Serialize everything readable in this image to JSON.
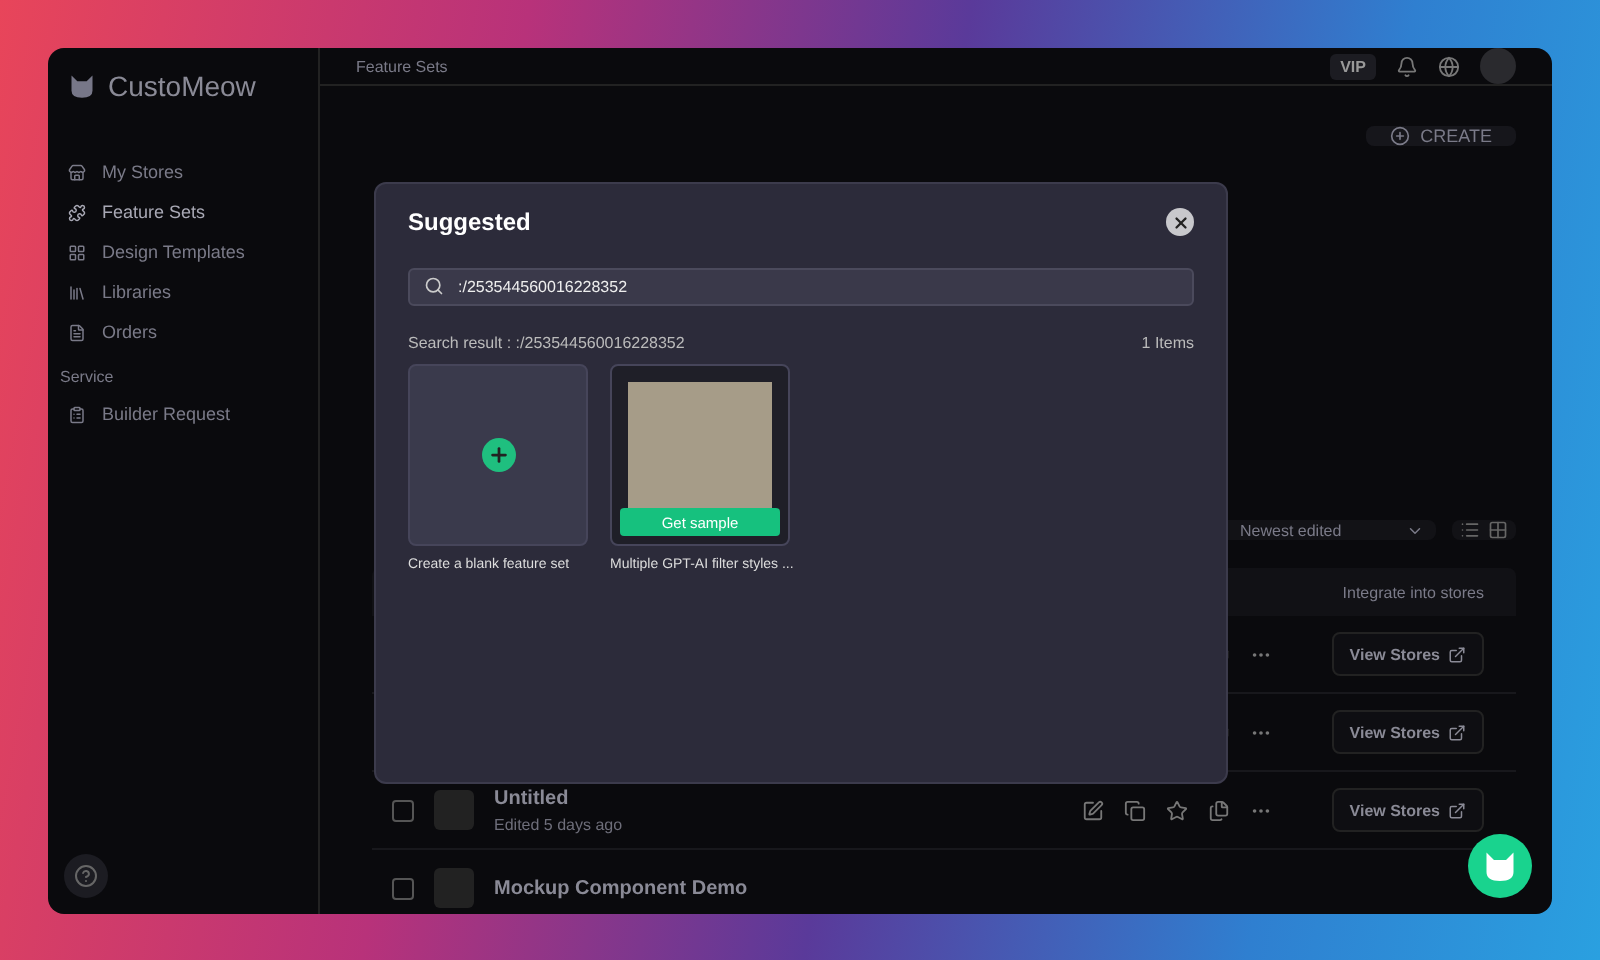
{
  "app": {
    "brand": "CustoMeow"
  },
  "sidebar": {
    "items": [
      {
        "label": "My Stores",
        "selected": false
      },
      {
        "label": "Feature Sets",
        "selected": true
      },
      {
        "label": "Design Templates",
        "selected": false
      },
      {
        "label": "Libraries",
        "selected": false
      },
      {
        "label": "Orders",
        "selected": false
      }
    ],
    "section": "Service",
    "service_items": [
      {
        "label": "Builder Request",
        "selected": false
      }
    ]
  },
  "header": {
    "breadcrumb": "Feature Sets",
    "badge": "VIP"
  },
  "toolbar": {
    "create": "CREATE",
    "sort": "Newest edited"
  },
  "table": {
    "column_header": "Integrate into stores",
    "rows": [
      {
        "action": "View Stores"
      },
      {
        "action": "View Stores"
      },
      {
        "title": "Untitled",
        "subtitle": "Edited 5 days ago",
        "checked": false,
        "action": "View Stores"
      },
      {
        "title": "Mockup Component Demo",
        "checked": false
      }
    ]
  },
  "modal": {
    "title": "Suggested",
    "search": {
      "value": ":/253544560016228352"
    },
    "result_label": "Search result : :/253544560016228352",
    "count": "1 Items",
    "cards": [
      {
        "kind": "blank",
        "caption": "Create a blank feature set"
      },
      {
        "kind": "template",
        "caption": "Multiple GPT-AI filter styles ...",
        "button": "Get sample"
      }
    ]
  }
}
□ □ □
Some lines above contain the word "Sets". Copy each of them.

        "label": "Feature Sets",
    "breadcrumb": "Feature Sets",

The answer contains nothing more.